As the team watched the number of people tuning in to the Facebook event page, moving from 30,000 to 40,000 to 400,000 to 4,000,000 with no signs of slowing, the digital conversations went through the roof. Video, celebrity tweets, viewing parties; the campaign had more success than the team was even prepared for.
“That was the moment we realised ‘Crap. We don’t know what we’re doing when he lands!’” laughs Barrera.
The original post-land photo shoot would have delayed uploading fresh content by around 4 hours, which isn’t an option when you have 8.4 million individuals looking at your brand’s social channels. Reactivity is another part of social success, video and press photos (including the hastily taken iPhone snap of a laptop screen) were hastily shot and uploaded.
“We understood what people needed,” reminisces Barrera. “They needed something at that time, so we gave them it. It’s not rocket science, it’s just understanding and being there on the platforms. We kept releasing content in an authentic way which wasn’t promotional.”
And the results speak for themselves: 150 million views, a 15% global increase in sales, and a 7% increase in the volume of positive conversation around Red Bull – even 6 months after the event.
But for Barrera, it’s all just a day in the office, where the abnormal becomes the normal.
“It’s not really costing you money. It’s costing you the idea and the strategy behind it,” she explains. “You shouldn’t think of social as just a Facebook post. Think of it as strategy. Think about the user experience as to how people interact with social, whether with content or at an event. From there you can get luckier, you can build more opportunities in for people to share. Social was built for people, it wasn’t built for brands. Brands just came on because they saw a whole lot of people there.”

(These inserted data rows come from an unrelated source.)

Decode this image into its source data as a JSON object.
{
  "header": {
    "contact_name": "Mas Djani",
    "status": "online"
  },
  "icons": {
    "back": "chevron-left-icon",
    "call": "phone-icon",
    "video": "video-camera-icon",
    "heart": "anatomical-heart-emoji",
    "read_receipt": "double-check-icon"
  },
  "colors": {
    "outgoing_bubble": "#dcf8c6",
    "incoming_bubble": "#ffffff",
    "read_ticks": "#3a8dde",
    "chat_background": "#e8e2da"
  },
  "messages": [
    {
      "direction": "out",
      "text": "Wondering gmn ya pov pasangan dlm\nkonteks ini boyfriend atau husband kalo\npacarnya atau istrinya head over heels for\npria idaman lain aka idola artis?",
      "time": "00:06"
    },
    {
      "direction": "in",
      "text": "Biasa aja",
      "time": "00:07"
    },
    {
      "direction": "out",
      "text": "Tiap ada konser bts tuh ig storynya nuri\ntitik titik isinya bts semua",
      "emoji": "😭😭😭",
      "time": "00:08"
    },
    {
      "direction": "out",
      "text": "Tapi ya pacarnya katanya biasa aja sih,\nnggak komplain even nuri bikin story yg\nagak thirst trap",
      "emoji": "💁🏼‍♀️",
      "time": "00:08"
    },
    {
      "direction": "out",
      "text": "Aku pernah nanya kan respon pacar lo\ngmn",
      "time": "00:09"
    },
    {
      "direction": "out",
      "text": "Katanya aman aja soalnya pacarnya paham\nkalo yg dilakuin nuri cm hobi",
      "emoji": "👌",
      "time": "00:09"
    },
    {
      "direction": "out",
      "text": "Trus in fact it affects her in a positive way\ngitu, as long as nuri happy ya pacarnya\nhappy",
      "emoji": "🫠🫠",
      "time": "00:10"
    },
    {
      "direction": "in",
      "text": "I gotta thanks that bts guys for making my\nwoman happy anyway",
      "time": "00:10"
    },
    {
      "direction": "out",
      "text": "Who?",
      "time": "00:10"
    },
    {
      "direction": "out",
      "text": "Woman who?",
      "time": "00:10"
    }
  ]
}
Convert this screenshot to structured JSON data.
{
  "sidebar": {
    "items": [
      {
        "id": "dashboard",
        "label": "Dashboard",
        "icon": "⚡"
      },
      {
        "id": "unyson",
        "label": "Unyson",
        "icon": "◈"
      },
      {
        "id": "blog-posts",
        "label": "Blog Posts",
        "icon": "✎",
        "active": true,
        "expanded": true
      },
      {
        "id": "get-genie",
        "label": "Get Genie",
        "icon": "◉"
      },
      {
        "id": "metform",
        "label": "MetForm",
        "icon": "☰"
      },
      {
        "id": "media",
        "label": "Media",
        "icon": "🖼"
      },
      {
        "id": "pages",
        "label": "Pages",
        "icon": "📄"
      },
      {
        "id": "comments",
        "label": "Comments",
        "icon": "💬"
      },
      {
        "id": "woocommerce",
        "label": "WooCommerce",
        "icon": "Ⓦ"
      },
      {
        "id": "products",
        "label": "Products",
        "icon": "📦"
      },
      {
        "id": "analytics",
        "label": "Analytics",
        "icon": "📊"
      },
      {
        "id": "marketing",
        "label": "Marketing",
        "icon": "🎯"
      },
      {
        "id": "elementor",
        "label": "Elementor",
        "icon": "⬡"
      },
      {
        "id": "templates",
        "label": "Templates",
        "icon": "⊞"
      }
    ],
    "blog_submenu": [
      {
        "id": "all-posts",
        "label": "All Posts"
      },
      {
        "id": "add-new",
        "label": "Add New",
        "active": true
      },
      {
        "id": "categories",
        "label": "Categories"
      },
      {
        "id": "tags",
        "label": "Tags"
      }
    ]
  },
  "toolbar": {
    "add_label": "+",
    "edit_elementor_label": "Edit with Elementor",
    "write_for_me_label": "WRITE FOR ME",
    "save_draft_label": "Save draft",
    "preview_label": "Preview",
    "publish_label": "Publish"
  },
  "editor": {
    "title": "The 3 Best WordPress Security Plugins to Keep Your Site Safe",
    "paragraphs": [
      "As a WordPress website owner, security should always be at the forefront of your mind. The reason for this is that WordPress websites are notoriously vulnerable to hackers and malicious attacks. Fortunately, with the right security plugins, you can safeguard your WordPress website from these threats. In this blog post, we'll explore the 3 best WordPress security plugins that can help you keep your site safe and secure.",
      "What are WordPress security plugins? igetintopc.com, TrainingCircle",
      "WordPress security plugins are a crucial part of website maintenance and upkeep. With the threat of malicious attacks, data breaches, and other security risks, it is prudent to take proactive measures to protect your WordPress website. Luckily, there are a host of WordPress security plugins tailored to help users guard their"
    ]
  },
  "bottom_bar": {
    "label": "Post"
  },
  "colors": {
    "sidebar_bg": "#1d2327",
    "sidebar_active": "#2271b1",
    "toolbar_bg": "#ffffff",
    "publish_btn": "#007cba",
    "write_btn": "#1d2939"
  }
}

And don’t be fooled by epic superbowl-style one-offs when it comes to socialising your small business.
“You don’t win with one post on social. You win because people are starting to lead the message for you.”